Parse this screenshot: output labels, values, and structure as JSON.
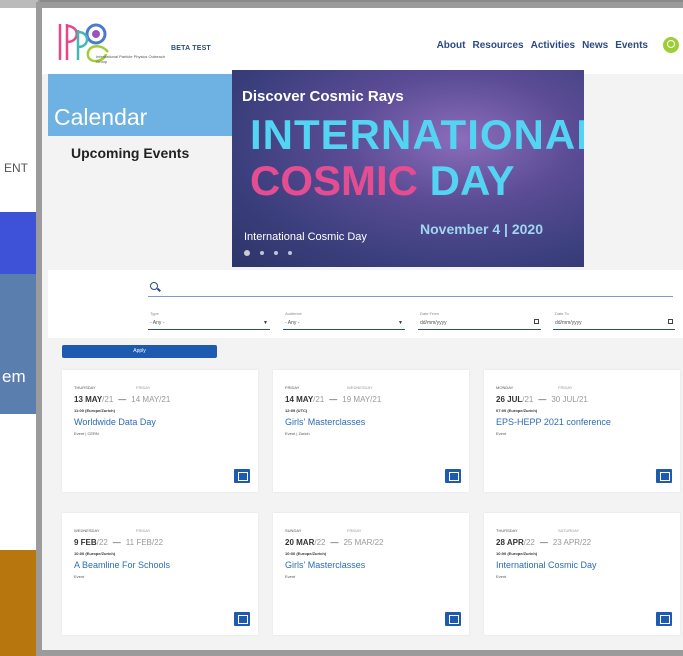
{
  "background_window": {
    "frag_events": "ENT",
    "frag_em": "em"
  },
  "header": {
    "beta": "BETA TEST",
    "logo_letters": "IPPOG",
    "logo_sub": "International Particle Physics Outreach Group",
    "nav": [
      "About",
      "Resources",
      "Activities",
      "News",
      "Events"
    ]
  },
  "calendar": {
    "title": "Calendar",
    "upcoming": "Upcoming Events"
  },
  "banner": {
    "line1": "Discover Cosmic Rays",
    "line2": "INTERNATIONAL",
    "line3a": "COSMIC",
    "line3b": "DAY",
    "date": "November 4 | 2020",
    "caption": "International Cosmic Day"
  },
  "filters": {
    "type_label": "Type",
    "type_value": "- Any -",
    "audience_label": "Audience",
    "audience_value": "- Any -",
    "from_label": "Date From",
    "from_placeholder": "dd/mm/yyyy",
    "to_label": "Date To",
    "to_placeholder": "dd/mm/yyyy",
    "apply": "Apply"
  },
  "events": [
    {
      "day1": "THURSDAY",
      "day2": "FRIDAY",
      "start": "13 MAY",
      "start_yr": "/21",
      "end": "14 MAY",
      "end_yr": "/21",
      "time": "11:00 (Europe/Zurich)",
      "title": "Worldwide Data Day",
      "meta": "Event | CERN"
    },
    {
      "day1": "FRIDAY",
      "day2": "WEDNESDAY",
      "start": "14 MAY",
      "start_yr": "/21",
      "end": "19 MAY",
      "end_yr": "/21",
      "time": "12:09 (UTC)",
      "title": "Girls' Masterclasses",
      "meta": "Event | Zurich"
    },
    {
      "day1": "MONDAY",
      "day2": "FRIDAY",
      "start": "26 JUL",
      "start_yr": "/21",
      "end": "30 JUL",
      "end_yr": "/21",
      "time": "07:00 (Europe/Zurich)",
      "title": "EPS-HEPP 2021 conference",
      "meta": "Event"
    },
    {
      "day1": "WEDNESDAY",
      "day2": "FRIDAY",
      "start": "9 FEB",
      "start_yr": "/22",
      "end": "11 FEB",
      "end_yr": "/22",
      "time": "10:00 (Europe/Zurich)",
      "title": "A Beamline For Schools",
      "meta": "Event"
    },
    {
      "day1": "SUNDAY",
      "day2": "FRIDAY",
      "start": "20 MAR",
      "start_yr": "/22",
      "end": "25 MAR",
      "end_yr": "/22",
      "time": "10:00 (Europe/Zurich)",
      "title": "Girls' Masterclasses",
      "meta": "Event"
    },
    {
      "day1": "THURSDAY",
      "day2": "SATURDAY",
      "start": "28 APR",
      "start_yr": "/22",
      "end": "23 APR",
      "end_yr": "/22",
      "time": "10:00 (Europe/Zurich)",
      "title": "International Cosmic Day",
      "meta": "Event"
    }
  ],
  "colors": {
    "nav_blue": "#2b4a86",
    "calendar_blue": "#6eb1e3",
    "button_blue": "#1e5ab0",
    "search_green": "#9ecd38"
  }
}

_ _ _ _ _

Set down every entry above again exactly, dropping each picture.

Exercise solution:
Parse this screenshot: output labels, values, and structure as JSON.
{
  "background_window": {
    "frag_events": "ENT",
    "frag_em": "em"
  },
  "header": {
    "beta": "BETA TEST",
    "logo_letters": "IPPOG",
    "logo_sub": "International Particle Physics Outreach Group",
    "nav": [
      "About",
      "Resources",
      "Activities",
      "News",
      "Events"
    ]
  },
  "calendar": {
    "title": "Calendar",
    "upcoming": "Upcoming Events"
  },
  "banner": {
    "line1": "Discover Cosmic Rays",
    "line2": "INTERNATIONAL",
    "line3a": "COSMIC",
    "line3b": "DAY",
    "date": "November 4 | 2020",
    "caption": "International Cosmic Day"
  },
  "filters": {
    "type_label": "Type",
    "type_value": "- Any -",
    "audience_label": "Audience",
    "audience_value": "- Any -",
    "from_label": "Date From",
    "from_placeholder": "dd/mm/yyyy",
    "to_label": "Date To",
    "to_placeholder": "dd/mm/yyyy",
    "apply": "Apply"
  },
  "events": [
    {
      "day1": "THURSDAY",
      "day2": "FRIDAY",
      "start": "13 MAY",
      "start_yr": "/21",
      "end": "14 MAY",
      "end_yr": "/21",
      "time": "11:00 (Europe/Zurich)",
      "title": "Worldwide Data Day",
      "meta": "Event | CERN"
    },
    {
      "day1": "FRIDAY",
      "day2": "WEDNESDAY",
      "start": "14 MAY",
      "start_yr": "/21",
      "end": "19 MAY",
      "end_yr": "/21",
      "time": "12:09 (UTC)",
      "title": "Girls' Masterclasses",
      "meta": "Event | Zurich"
    },
    {
      "day1": "MONDAY",
      "day2": "FRIDAY",
      "start": "26 JUL",
      "start_yr": "/21",
      "end": "30 JUL",
      "end_yr": "/21",
      "time": "07:00 (Europe/Zurich)",
      "title": "EPS-HEPP 2021 conference",
      "meta": "Event"
    },
    {
      "day1": "WEDNESDAY",
      "day2": "FRIDAY",
      "start": "9 FEB",
      "start_yr": "/22",
      "end": "11 FEB",
      "end_yr": "/22",
      "time": "10:00 (Europe/Zurich)",
      "title": "A Beamline For Schools",
      "meta": "Event"
    },
    {
      "day1": "SUNDAY",
      "day2": "FRIDAY",
      "start": "20 MAR",
      "start_yr": "/22",
      "end": "25 MAR",
      "end_yr": "/22",
      "time": "10:00 (Europe/Zurich)",
      "title": "Girls' Masterclasses",
      "meta": "Event"
    },
    {
      "day1": "THURSDAY",
      "day2": "SATURDAY",
      "start": "28 APR",
      "start_yr": "/22",
      "end": "23 APR",
      "end_yr": "/22",
      "time": "10:00 (Europe/Zurich)",
      "title": "International Cosmic Day",
      "meta": "Event"
    }
  ],
  "colors": {
    "nav_blue": "#2b4a86",
    "calendar_blue": "#6eb1e3",
    "button_blue": "#1e5ab0",
    "search_green": "#9ecd38"
  }
}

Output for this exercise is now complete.